Georgian Opposition Declines To Take Advantage Of Ossetia Crisis

Publication: Eurasia Daily Monitor Volume: 1 Issue: 50

Commenting on the latest developments in and around the breakaway South Ossetia region before departing for London on July 12, Georgian President Mikheil Saakashvili made a remarkable statement. He said that certain forces in Russia want to duplicate the events of 1992, when opposition forces overthrew President Zviad Gamsakhurdia, driving him into exile. “However, this time they will confront not a fragmented but a highly consolidated Georgia,” Saakashvili said (TV- Rustavi-2, TV-Imedi, July 12).

The crisis in the South Ossetia has revealed a noteworthy, although still weak trend, in the Georgian political spectrum. For the first time, virtually all of the major opposition parties and groups have either supported Saakashvili’s government or limited themselves to minor criticism. Georgians remember the dark days of the early 1990s, when separatism, national discord, and political confrontation were so high that some opposition groups even celebrated the government’s humiliating defeat in independence-minded Abkhazia. But ten years on, most Georgian political parties seem to have learned some lessons from the past.

When the Ossetian militia captured about 50 Georgian servicemen on July 8 and humiliated them on television, the event should have sparked yet another political row between Saakashvili’s government and its variegated opposition. Indeed, the opposition groups, which have been engaged in a protracted struggle for supremacy since the Rose Revolution, could hardly find a better chance to seize the initiative by organizing anti-Saakashvili protests. Moreover, the Georgian and Russian media have fueled the furor by depicting the incident as a tremendous set-back and insult to the state of Georgian and Saakashvili’s government in particular (NTV, ORT, Resonance, 24 Hours, TV-Imedi, July 8-9). Yet, the opposition declined to undermine Saakashvili.

Zviad Dzidziguri, a member of parliament who defected from the ruling National Movement-Democrats and who plans to create a new parliament opposition faction, believes that the constant political squabbles in Tbilisi had distracted the government while the South Ossetians declared independence. “I want to call everybody to back the government. There is no time for rivalry when the territorial integrity of the country is at the stake,” he said. Dzidziguri explained that his political allies can dispute the government’s fiscal, social, and other policies at another date, but no rift is allowable when the territorial integrity of the country is at stake (Week’s Palette, July 12-18).

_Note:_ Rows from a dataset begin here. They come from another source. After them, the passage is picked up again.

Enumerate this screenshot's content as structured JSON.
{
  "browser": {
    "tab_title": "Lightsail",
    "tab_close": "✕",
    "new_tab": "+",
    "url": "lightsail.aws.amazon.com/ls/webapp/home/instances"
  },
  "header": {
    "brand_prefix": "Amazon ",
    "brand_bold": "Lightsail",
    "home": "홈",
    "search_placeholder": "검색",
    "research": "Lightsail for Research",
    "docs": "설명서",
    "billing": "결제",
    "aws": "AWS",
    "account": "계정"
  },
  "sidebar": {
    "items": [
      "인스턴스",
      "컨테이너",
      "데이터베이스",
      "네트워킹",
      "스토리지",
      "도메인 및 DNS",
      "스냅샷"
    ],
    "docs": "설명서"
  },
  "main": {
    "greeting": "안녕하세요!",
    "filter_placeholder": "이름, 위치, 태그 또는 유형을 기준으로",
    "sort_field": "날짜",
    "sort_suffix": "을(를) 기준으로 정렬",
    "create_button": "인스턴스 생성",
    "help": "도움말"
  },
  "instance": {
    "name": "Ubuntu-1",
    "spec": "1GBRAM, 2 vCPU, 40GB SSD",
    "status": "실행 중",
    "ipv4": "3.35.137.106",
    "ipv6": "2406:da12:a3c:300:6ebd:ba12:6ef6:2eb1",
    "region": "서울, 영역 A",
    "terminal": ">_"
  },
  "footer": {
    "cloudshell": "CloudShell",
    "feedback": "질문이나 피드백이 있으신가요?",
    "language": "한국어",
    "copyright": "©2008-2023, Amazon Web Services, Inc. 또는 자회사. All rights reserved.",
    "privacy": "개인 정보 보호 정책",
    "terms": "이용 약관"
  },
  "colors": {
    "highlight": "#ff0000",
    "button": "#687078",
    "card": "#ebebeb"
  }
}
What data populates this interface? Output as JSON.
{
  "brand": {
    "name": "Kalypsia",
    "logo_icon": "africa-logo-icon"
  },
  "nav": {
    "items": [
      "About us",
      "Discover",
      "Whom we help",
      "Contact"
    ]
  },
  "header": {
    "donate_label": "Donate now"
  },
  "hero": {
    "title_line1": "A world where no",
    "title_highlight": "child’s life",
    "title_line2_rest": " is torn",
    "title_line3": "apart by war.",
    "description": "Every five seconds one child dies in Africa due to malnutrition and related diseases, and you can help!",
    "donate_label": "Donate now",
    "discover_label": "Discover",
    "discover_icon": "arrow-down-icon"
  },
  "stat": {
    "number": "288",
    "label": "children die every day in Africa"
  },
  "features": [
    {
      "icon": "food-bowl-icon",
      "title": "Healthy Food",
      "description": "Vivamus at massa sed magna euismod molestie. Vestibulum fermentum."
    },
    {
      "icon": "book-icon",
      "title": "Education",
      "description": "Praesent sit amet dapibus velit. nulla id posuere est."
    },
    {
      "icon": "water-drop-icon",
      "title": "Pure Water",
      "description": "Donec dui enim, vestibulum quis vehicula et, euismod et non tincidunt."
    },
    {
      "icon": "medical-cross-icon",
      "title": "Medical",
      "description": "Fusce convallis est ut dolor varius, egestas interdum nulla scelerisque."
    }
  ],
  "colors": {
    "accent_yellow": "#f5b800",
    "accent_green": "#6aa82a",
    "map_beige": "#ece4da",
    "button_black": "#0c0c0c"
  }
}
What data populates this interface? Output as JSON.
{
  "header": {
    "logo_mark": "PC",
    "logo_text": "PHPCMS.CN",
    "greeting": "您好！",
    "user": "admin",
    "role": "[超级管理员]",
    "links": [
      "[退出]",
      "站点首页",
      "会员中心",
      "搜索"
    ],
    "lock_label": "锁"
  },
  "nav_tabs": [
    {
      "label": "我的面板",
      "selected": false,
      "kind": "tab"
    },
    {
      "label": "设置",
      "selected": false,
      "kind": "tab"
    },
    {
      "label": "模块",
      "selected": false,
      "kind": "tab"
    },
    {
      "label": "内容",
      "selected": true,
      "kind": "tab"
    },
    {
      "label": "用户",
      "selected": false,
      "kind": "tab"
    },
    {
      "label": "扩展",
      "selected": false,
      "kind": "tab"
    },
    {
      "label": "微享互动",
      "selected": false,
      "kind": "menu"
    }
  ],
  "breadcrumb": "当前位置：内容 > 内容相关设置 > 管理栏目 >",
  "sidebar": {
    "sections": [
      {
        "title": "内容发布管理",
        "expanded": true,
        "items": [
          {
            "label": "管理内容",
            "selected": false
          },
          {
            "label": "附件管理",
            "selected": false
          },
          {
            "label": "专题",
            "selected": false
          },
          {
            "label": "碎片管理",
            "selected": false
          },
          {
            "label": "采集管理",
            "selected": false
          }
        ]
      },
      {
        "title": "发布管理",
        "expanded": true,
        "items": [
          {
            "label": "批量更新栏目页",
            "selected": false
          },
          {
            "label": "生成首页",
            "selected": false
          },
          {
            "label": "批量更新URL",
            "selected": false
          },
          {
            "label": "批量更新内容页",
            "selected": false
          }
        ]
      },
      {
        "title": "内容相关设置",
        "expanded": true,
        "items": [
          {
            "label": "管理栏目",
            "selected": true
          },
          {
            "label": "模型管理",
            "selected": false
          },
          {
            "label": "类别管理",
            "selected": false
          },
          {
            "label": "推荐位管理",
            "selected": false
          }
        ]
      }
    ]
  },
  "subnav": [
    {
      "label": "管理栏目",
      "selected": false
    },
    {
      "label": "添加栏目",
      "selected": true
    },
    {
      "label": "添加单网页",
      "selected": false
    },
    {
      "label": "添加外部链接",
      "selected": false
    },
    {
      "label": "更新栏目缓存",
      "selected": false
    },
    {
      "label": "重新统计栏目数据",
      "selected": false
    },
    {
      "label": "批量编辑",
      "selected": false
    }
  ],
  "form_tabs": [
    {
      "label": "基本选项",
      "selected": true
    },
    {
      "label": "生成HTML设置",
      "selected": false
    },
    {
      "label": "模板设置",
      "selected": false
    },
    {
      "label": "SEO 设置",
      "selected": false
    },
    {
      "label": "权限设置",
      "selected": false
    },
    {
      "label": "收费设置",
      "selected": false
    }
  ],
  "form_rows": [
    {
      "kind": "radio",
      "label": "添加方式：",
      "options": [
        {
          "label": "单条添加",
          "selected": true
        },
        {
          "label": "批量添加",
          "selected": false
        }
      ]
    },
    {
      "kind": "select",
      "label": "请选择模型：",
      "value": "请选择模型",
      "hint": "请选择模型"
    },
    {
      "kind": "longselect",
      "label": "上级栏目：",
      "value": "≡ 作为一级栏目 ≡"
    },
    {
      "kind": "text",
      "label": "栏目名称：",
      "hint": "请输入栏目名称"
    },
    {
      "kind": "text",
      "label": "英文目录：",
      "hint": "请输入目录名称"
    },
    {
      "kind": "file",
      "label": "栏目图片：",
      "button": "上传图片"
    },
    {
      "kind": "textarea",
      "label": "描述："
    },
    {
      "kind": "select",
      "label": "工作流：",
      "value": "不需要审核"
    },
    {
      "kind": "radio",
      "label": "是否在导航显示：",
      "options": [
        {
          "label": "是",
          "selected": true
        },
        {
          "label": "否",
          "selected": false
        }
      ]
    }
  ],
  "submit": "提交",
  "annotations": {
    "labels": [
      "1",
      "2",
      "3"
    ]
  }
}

The New Rightists-Industrialists, the leading opposition faction in Parliament, was quite doubtful and critical about the results of the July 3 negotiations between Saakashvili and Russian President Vladimir Putin in Moscow as well as Tbilisi’s policy on South Ossetia. David Gamkrelidze, leader of the faction, argued that the friendly atmosphere of the presidential meeting “will disperse soon if we give an impartial assessment of Russian-Georgian relations.” Gamkrelidze demanded that the government fully disclose the contents of the agreements that had been reached in Moscow (24 Hours, July 6). However, when the latest crisis in the South Ossetia erupted, the New Rightists withdrew their demands, instead calling on Tbilisi to consider radical measures to free the captive servicemen. Pikria Chikhradze, another legislator from the New Rightists, explained that the situation was so tense that “we decided not to emphasize the government’s mistakes.” Chikhradze, however, does want Saakashvili and his government to cease flirting with Moscow (Resonance, July 12).

The Georgian Labor Party, another major opposition force, has limited itself to a statement that Saakashvili’s government lacks even “elementary tactics” for handling the conflict (Interpress, July 12). The “political silence” of the followers of Georgia’s first president Gamsakhurdia, who revoked the autonomy of South Ossetia in 1990, as well as the Republican Party that recently broke with the National Movement, confirms that Georgian political parties have put their ambitions and desire for quick political profits aside in favor of the national unity so acutely needed in the current tense situation.

The opposition parties believe — with some justification — that if they give moral support to the government, or at least refrain from open confrontation, that Saakashvili and his team will be more cooperative with and conciliatory toward the opposition. However, Saakashvili appears to want a stronger declaration of national unity than so far given. Barely one month ago, Saakashvili branded any legislator who failed to vote for a new law downgrading the autonomy of Ajaria as “an enemy of the nation” (24 Hours, July 12; TV Rustavi-2, July 5).

Future developments regarding South Ossetia may become a good test of the political maturity of the Georgian political spectrum and political stability in the country in general.